New Credit for Employer-Paid Family and Medical Leave

Businesses can claim a general business credit equal to 12.5% of the amount of wages paid to qualifying employees on family and medical leave (“FMLA”), if the rate of payment is 50% of the wages normally paid. For wages paid in excess of 50%, the credit will increase by .25 percentage points, with a max additional credit of 25% of the total wages. This is for wages paid in tax years beginning after Dec. 31, 2017, but before Jan. 1, 2020.

Small Business Thresholds

The requirements to use the following methods of account has changed. The Act increased the three year average gross receipts test to $25 million for several items:

  • Cash Method of Accounting for taxpayers who are C Corporations or partnerships with C corporate partners.
  • Accounting for Inventories
  • Inventory Capitalization (UNICAP)
  • Long Term Contract Accounting (requirement to use percentage of completion)

All of the changes above are a change in accounting method, except for long term contract accounting which is based on a cutoff basis.

Repeal of Partnership Technical Termination

For tax years beginning after Dec. 31, 2017, the rule for the technical termination of partnerships (greater than 50% change in ownership interest) is repealed.

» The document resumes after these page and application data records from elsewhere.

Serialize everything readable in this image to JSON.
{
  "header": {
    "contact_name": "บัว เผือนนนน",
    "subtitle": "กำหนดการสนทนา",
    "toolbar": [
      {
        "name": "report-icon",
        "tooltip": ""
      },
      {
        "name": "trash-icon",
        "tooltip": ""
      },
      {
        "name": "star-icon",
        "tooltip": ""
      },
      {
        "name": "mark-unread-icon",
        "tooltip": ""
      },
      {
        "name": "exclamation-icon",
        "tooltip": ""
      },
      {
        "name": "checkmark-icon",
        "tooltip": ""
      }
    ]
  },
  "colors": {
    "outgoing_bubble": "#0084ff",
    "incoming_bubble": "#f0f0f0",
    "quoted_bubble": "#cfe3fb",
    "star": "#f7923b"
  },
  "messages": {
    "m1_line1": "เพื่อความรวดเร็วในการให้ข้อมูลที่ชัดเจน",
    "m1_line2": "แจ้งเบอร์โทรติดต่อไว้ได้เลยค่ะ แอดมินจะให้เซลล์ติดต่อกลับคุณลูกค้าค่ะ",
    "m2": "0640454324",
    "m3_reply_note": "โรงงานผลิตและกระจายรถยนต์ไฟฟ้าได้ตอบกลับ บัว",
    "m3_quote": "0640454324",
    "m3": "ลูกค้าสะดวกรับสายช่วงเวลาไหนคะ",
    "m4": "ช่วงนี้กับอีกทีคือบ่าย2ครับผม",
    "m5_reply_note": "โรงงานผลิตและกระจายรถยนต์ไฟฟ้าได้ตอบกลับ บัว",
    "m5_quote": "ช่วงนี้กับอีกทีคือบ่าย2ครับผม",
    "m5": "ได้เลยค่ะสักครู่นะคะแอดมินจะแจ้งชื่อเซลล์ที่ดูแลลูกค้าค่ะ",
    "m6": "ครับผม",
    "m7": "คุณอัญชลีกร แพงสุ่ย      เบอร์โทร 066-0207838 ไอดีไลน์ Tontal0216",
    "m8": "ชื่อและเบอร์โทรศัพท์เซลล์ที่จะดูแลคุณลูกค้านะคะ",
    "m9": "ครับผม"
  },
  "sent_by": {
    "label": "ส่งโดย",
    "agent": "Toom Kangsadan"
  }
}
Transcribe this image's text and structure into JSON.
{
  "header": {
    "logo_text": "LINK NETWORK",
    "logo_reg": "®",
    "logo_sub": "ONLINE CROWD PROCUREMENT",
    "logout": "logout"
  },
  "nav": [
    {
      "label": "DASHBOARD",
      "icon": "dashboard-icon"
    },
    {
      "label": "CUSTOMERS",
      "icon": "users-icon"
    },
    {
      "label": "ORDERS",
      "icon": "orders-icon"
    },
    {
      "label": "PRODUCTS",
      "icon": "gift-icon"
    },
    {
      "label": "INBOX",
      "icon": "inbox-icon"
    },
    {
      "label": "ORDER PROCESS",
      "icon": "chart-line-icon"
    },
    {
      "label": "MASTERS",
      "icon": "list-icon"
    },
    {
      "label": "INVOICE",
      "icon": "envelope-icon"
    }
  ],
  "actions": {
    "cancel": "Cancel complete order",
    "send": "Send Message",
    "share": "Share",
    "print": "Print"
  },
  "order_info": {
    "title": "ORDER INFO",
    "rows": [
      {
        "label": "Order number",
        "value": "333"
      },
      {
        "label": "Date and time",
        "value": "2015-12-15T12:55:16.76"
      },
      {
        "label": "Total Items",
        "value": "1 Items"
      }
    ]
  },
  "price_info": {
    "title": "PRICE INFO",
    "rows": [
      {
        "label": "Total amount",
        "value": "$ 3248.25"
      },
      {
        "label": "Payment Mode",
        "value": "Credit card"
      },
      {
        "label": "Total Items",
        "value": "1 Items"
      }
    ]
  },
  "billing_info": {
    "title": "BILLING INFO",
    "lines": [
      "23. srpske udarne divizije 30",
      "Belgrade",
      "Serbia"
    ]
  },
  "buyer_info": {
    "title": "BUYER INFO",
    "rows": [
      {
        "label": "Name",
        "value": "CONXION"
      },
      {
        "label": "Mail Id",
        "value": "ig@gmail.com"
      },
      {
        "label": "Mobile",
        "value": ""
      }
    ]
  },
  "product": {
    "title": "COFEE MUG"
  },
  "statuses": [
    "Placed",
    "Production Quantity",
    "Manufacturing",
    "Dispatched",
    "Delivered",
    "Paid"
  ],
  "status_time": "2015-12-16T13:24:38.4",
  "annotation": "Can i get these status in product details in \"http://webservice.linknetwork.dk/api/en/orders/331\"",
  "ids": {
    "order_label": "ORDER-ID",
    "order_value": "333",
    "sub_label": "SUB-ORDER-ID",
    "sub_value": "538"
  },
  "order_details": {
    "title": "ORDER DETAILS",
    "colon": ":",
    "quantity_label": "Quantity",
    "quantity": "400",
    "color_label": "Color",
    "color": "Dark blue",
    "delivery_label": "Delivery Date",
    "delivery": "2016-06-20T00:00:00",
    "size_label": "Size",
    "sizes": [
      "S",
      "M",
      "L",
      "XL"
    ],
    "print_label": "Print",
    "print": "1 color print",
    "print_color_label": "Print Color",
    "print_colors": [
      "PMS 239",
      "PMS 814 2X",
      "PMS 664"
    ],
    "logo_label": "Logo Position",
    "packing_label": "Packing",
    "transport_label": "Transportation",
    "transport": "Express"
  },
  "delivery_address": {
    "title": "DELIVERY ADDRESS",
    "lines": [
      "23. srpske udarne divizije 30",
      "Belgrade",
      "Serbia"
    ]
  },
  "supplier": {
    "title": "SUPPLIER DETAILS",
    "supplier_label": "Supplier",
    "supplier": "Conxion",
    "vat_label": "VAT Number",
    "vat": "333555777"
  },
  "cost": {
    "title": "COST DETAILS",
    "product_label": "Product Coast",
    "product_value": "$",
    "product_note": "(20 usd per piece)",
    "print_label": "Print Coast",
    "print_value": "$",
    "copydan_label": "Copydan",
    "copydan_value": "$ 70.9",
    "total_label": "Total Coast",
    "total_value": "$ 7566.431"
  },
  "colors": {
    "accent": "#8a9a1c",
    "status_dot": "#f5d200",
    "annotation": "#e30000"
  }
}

This doesn’t change the pre-Act law: a partnership is considered terminated if no part of any business, financial operation, or venture of the partnership continues to be carried on by any of its partners in a partnership.

Qualifying Beneficiaries of an ESBT

Effective on Jan. 1, 2018, the Act allows a nonresident alien individual to be a potential current beneficiary of an ESBT.

Charitable Contribution Deduction for ESBTs

For tax years beginning after Dec. 31, 2017, the Act provides that the charitable contribution deduction of an ESBT is determined by the rules applicable to individuals instead of the rules applicable to trusts. Therefore, the percentage limitations and carryforward provisions applicable to individuals apply to charitable contributions made by the portion of an ESBT holding S corporation stock.

Excise Tax on Excess Tax-Exempt Organization Executive Compensation

For tax years beginning after Dec. 31, 2017, a tax-exempt organization is subject to a tax at the corporate tax rate (21%) for the sum of:

(1) The remuneration (other than an excess parachute payment) in excess of $1 million paid to a covered employee by an applicable tax-exempt organization for a tax year; and

(2) Any excess parachute payment (as newly defined) paid by the applicable tax-exempt organization to a covered employee.

A covered employee (including any former employee), is one of an applicable tax-exempt organization if the employee is one of the five highest compensated employees of the organization for the tax year or was a covered employee of the organization (or a predecessor) for any preceding tax year beginning after Dec. 31, 2016. Remuneration is treated as paid when there is no substantial risk of forfeiture of the rights to such remuneration.

UBTI Separately Computed for Each Trade or Business Activity

The Act modified UBTI taxation regarding losses from one unrelated trade or business may not be used to offset income produced from another unrelated trade or business. There is an exception for NOLs arising in a tax year beginning before Jan. 1, 2018, which are carried forward. Going forward any gains and losses must be calculated and applied separately.

Seek the services of a legal or tax adviser before implementing any ideas contained in this blog. To reach a financial advisor at Lane Gorman Trubitt LLC, call (214) 871-7500 or email askus@lgt-cpa.com.

Matt DobayMatt  Dobay joined the firm in 2014 and brings more than ten years of professional experience. His tax experience includes corporate structuring with an objective of aligning the appropriate strategy with each taxpayer’s needs.